What you need to do: The word "icon" occurs in some lines of the listing. Copy those lines.

Dataset content:

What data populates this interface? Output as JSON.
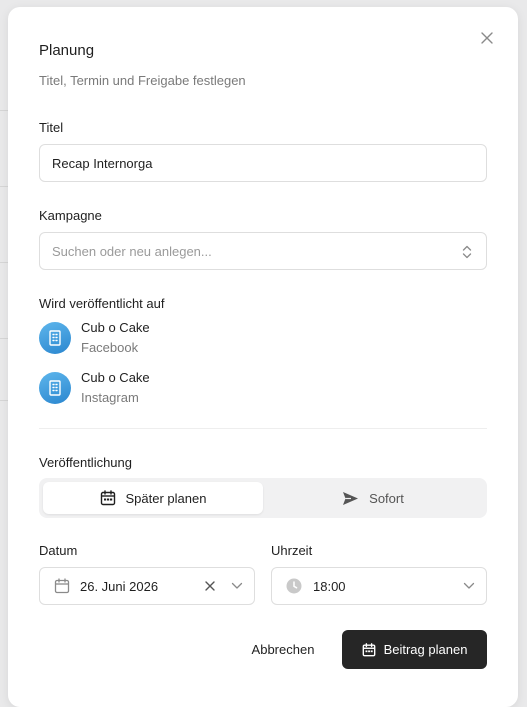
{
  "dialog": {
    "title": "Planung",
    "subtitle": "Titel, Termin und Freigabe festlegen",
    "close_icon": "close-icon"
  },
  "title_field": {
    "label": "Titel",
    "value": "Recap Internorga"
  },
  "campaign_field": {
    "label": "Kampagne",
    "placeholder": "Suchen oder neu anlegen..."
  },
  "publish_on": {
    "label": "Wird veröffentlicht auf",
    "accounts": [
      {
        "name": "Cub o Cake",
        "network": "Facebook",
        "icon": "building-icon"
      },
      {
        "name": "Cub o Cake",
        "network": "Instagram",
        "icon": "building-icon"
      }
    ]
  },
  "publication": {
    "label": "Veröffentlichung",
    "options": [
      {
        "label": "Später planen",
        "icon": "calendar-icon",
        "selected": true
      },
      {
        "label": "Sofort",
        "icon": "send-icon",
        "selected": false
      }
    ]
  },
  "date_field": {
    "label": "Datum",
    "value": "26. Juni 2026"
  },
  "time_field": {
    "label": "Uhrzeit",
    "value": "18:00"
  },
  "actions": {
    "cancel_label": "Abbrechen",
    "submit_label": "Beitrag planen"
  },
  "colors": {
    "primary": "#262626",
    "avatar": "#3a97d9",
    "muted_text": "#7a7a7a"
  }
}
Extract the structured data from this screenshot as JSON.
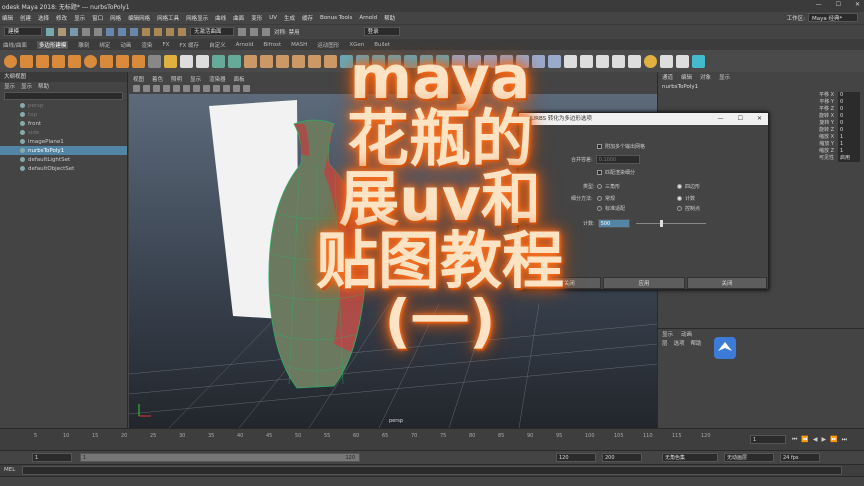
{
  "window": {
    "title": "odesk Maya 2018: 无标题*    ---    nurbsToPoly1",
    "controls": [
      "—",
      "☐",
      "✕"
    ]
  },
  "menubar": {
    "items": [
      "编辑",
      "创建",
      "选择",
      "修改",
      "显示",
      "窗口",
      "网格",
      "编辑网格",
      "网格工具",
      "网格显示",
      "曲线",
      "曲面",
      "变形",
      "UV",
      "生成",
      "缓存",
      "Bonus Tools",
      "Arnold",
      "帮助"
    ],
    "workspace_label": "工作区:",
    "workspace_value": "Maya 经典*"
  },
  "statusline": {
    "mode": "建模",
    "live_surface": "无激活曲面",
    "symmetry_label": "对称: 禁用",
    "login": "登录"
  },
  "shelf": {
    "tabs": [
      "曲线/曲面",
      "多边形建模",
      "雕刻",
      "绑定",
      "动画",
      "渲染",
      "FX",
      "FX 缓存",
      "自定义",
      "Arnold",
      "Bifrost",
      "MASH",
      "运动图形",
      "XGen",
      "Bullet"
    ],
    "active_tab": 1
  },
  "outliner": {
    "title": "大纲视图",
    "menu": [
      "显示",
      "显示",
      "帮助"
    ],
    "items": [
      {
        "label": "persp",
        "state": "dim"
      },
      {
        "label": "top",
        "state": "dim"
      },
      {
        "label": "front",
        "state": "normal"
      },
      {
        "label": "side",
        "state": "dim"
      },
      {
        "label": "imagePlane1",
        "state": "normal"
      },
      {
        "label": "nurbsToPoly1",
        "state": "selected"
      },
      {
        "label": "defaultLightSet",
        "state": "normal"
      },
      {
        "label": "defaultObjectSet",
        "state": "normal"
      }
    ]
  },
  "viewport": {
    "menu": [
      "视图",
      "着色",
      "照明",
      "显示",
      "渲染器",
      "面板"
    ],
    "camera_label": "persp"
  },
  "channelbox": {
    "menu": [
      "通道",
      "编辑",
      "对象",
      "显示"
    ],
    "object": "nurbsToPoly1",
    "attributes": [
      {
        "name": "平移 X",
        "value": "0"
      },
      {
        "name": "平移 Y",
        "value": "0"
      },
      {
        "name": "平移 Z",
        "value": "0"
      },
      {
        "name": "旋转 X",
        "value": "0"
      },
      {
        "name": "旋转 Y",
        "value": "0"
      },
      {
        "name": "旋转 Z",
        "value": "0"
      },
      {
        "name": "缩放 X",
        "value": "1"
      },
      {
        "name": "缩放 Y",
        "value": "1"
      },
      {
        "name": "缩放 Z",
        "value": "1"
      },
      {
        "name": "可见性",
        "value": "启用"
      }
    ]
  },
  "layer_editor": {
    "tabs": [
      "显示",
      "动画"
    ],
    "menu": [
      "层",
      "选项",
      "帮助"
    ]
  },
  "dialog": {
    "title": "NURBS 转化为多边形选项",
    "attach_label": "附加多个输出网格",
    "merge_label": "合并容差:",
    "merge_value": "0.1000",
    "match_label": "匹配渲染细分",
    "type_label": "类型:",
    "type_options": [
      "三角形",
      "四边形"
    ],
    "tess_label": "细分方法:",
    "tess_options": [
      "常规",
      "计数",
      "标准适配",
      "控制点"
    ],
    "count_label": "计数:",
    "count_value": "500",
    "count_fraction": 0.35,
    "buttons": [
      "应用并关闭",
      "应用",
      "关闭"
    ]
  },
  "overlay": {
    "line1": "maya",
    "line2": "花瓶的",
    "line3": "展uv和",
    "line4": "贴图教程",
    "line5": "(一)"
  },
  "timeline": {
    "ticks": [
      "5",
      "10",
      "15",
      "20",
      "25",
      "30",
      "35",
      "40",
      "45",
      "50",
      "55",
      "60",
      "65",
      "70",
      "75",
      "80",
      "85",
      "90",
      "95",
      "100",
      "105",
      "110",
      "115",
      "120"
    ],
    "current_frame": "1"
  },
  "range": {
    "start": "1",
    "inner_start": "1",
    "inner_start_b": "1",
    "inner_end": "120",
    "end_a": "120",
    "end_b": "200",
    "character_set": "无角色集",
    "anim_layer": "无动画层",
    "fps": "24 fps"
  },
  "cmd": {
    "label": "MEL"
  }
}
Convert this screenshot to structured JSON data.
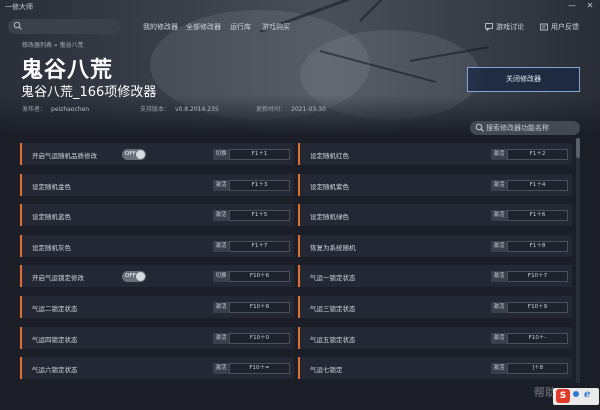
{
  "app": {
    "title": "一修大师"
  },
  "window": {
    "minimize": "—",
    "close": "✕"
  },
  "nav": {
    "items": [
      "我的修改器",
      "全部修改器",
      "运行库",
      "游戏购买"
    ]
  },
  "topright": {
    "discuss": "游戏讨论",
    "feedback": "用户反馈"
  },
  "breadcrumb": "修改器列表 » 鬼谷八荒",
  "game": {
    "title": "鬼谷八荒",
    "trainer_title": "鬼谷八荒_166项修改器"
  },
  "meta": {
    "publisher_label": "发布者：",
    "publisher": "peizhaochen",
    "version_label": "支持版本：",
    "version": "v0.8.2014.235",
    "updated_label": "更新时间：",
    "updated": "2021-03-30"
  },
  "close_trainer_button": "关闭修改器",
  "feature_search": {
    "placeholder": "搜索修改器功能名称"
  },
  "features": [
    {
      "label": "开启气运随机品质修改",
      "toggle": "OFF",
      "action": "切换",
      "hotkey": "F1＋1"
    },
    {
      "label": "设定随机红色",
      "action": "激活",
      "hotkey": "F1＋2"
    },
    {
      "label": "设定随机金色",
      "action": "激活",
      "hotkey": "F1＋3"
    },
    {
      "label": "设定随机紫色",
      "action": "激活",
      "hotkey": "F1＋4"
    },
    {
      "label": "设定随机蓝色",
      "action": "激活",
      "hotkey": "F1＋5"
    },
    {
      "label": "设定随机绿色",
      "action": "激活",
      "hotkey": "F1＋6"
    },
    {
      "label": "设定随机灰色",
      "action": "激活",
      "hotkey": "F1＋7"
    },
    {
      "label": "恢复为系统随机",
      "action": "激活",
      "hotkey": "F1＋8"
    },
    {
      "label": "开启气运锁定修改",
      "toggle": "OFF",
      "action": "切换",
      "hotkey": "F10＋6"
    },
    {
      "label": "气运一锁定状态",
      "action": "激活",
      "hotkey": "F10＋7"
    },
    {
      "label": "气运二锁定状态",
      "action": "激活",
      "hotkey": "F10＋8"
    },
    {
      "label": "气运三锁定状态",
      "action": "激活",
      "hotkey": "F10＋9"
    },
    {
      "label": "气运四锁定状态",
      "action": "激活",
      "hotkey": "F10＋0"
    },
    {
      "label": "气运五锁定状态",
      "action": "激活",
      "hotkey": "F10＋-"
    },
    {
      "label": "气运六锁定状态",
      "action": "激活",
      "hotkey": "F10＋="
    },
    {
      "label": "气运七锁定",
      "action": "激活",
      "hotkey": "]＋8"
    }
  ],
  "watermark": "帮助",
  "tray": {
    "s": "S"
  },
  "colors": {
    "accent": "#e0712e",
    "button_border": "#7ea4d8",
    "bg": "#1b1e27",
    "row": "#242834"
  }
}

Written answer:
    "close_icon": "close-icon"
        "icon": "building-icon"
        "icon": "building-icon"
        "icon": "calendar-icon",
        "icon": "send-icon",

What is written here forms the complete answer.